More about ex-voto
Ex-voto, “out of a vow (fulfilled or undertaken),” refers to a painting or other artifact left as an offering in fulfillment of a vow or in gratitude, e.g., for recovery from an illness or injury. Ex-voto being a Latin phrase, such offerings are therefore associated with Western Christianity, especially with Mediterranean Catholicism (Italy, Iberia, former Spanish colonies abroad). (The Greek Orthodox Church has a similar custom; the offerings in the Greek Church are called támata, plural of táma “a vow, an ex-voto offering.”) The custom antedates Christianity by many hundreds of years: In the Iliad Hector says he will hang the weapons of his foe in the temple of Apollo; the poet Hesiod dedicated the tripod he won in a poetry contest in Chalcis to the Muses on Mount Helicon.
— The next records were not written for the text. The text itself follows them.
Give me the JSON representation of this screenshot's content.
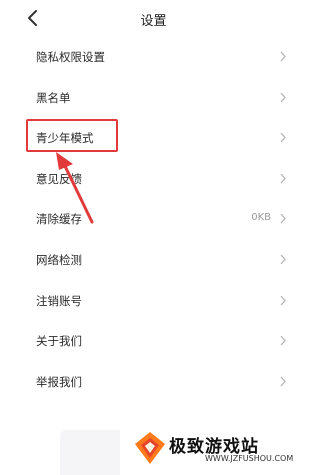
{
  "header": {
    "title": "设置"
  },
  "menu": [
    {
      "label": "隐私权限设置",
      "value": ""
    },
    {
      "label": "黑名单",
      "value": ""
    },
    {
      "label": "青少年模式",
      "value": ""
    },
    {
      "label": "意见反馈",
      "value": ""
    },
    {
      "label": "清除缓存",
      "value": "0KB"
    },
    {
      "label": "网络检测",
      "value": ""
    },
    {
      "label": "注销账号",
      "value": ""
    },
    {
      "label": "关于我们",
      "value": ""
    },
    {
      "label": "举报我们",
      "value": ""
    }
  ],
  "annotation": {
    "highlight_color": "#e23a3a"
  },
  "watermark": {
    "name": "极致游戏站",
    "url": "WWW.JZFUSHOU.COM"
  },
  "icons": {
    "back": "chevron-left-icon",
    "row_arrow": "chevron-right-icon"
  }
}
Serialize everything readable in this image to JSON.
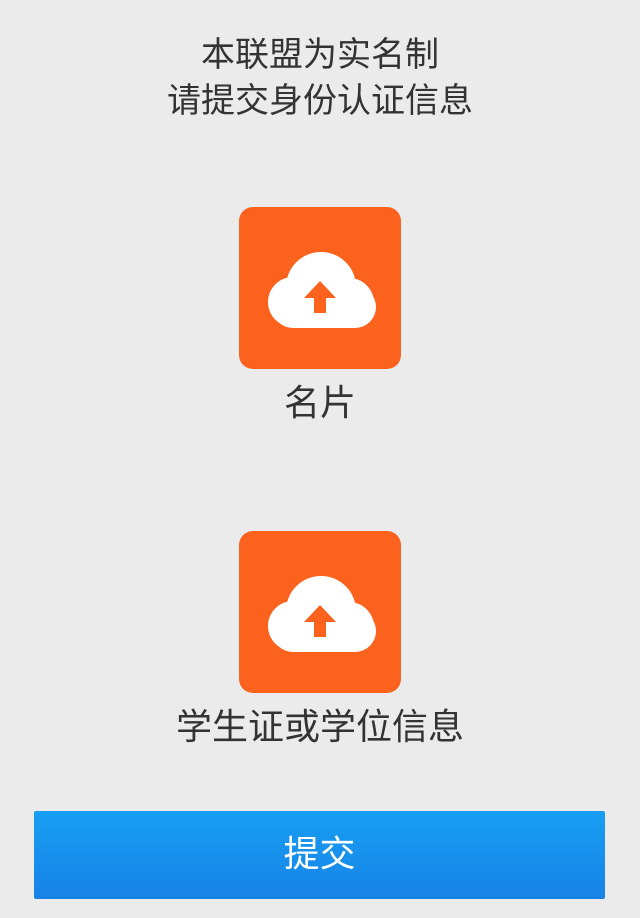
{
  "header": {
    "line1": "本联盟为实名制",
    "line2": "请提交身份认证信息"
  },
  "uploads": [
    {
      "label": "名片",
      "icon": "cloud-upload-icon"
    },
    {
      "label": "学生证或学位信息",
      "icon": "cloud-upload-icon"
    }
  ],
  "submit": {
    "label": "提交"
  },
  "colors": {
    "background": "#ebebeb",
    "tile": "#fb621d",
    "button_top": "#179ef4",
    "button_bottom": "#1783e5",
    "text": "#333333"
  }
}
Miltiades, the general of the Athenians and their Plataean allies at the Battle of Marathon (490 b.c.), dedicated his helmet in the temple of Zeus in Olympia (where his helmet is on display on the archaeological museum). Even the witty, urbane Horace refers to “the sacred wall with its votive tablet [tabulā… vōtīvā] shows where I have hung my sodden garments in gratitude to the god of the sea” (for escaping the surely destructive shipwreck of a love affair). Ex-voto entered English in the first half of the 19th century.